▸ **Assigned task**
Every line of the data that includes "date" should be copied out.

(Items from an interface collection)
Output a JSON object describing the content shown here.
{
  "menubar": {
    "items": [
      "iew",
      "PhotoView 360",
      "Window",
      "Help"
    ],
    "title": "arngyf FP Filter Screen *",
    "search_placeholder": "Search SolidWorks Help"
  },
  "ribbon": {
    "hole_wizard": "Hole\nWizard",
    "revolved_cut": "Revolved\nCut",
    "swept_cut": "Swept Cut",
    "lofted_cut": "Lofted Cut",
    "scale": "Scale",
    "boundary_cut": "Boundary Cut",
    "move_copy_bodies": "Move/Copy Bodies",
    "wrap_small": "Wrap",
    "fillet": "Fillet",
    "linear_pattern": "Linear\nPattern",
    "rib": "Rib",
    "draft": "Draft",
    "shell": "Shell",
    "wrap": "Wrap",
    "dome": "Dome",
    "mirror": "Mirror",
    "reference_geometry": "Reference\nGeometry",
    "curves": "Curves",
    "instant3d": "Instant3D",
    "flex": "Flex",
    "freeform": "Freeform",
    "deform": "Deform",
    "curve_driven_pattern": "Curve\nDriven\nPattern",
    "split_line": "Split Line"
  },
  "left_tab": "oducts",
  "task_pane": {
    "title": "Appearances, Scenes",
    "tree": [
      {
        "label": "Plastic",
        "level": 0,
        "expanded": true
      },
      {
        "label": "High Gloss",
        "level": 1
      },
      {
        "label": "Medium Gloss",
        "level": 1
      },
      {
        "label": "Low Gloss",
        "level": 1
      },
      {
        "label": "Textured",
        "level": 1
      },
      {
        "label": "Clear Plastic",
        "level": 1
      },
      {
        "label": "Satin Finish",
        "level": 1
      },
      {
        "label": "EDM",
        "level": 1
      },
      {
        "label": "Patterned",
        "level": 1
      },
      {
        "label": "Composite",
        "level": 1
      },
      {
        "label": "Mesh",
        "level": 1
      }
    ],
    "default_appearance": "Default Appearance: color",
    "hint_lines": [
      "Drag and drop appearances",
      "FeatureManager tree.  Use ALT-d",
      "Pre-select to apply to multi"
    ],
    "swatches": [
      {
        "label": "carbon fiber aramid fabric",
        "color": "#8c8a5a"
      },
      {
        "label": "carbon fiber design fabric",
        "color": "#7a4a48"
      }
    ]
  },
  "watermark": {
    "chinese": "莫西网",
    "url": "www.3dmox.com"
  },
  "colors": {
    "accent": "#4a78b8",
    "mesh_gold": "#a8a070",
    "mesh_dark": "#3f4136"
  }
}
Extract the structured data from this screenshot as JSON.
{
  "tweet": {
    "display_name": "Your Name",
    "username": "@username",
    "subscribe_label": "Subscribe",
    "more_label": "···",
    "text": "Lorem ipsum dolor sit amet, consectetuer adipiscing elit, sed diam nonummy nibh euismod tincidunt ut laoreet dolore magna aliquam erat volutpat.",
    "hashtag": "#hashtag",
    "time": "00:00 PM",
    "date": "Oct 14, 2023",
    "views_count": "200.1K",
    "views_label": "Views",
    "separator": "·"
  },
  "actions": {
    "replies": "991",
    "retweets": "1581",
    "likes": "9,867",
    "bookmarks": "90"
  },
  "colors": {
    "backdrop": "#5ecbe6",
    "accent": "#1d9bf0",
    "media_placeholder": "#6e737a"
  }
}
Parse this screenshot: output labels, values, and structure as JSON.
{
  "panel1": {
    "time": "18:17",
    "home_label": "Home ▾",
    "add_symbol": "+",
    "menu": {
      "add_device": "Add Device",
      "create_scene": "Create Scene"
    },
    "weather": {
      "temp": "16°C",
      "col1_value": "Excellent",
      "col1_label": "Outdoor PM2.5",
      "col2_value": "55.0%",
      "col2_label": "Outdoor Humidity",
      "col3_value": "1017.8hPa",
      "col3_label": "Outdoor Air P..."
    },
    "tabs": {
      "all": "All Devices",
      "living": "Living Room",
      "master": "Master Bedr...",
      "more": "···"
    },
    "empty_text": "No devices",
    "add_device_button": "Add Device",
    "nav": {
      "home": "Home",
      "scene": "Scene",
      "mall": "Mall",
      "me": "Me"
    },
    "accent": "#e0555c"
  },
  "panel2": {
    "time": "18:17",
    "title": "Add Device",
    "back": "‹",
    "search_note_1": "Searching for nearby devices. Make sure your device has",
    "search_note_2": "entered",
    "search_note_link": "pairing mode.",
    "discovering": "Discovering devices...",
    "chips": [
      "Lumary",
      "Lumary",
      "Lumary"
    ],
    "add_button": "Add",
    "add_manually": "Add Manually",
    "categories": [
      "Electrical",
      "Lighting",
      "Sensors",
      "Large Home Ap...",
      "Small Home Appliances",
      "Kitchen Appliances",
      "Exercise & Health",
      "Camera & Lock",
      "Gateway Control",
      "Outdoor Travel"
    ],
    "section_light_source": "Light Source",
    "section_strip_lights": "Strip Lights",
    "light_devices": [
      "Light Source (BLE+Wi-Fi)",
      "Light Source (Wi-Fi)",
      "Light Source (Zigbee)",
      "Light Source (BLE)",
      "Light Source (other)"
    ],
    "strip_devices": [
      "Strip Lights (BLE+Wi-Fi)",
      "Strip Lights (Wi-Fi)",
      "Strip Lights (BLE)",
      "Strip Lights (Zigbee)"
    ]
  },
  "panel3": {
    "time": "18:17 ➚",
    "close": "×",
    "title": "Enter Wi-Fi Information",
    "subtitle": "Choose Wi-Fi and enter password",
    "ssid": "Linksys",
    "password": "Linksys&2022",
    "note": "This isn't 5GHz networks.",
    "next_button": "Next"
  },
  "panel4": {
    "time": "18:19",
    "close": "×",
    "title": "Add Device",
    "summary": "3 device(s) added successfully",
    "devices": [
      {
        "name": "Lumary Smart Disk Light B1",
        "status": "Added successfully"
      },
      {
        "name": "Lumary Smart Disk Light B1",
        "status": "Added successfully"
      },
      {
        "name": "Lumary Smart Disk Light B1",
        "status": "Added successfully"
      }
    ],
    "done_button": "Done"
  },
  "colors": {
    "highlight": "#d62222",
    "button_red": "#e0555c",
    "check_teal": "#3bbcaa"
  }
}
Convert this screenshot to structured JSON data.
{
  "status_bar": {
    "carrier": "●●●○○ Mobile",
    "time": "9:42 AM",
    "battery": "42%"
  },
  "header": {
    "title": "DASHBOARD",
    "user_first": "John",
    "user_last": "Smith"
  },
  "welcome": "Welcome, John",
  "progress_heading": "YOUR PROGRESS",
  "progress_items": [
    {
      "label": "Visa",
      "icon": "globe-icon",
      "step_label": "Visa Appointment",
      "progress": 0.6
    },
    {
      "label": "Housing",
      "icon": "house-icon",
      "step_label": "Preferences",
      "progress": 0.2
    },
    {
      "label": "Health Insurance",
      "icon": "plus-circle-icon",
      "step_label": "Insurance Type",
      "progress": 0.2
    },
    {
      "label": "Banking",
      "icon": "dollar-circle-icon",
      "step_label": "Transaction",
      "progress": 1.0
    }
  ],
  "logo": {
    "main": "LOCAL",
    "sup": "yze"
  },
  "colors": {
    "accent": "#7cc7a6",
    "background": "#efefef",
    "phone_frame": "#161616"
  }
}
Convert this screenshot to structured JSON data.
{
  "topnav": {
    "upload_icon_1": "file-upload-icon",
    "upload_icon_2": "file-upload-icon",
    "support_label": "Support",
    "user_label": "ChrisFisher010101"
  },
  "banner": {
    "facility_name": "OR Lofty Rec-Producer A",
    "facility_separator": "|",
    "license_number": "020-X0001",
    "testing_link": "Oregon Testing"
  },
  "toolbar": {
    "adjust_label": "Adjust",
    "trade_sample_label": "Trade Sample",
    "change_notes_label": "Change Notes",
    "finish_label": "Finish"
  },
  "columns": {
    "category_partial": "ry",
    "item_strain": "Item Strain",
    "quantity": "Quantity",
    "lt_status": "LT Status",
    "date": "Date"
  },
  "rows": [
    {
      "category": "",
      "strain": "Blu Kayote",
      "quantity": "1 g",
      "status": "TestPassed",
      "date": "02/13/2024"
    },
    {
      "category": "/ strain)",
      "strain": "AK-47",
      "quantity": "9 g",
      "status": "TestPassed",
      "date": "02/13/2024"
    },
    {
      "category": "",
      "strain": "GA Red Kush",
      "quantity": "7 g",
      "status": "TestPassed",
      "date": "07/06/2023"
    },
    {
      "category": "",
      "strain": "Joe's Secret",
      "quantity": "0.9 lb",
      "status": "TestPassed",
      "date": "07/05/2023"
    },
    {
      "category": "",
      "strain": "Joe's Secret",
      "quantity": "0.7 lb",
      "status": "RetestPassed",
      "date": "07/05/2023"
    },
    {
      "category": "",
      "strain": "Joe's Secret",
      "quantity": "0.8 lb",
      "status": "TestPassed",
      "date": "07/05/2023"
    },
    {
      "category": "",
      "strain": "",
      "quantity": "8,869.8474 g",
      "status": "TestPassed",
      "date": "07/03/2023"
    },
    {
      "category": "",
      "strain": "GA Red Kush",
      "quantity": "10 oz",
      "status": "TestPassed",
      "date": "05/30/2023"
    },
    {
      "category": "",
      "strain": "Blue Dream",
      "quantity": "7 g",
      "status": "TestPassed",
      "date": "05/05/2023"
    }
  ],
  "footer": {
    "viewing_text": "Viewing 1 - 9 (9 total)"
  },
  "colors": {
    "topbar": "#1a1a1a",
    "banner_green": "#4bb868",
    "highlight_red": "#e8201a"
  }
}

▸ **Output for this exercise**
    "date": "Oct 14, 2023",
    "date": "Date"
      "date": "02/13/2024"
      "date": "02/13/2024"
      "date": "07/06/2023"
      "date": "07/05/2023"
      "date": "07/05/2023"
      "date": "07/05/2023"
      "date": "07/03/2023"
      "date": "05/30/2023"
      "date": "05/05/2023"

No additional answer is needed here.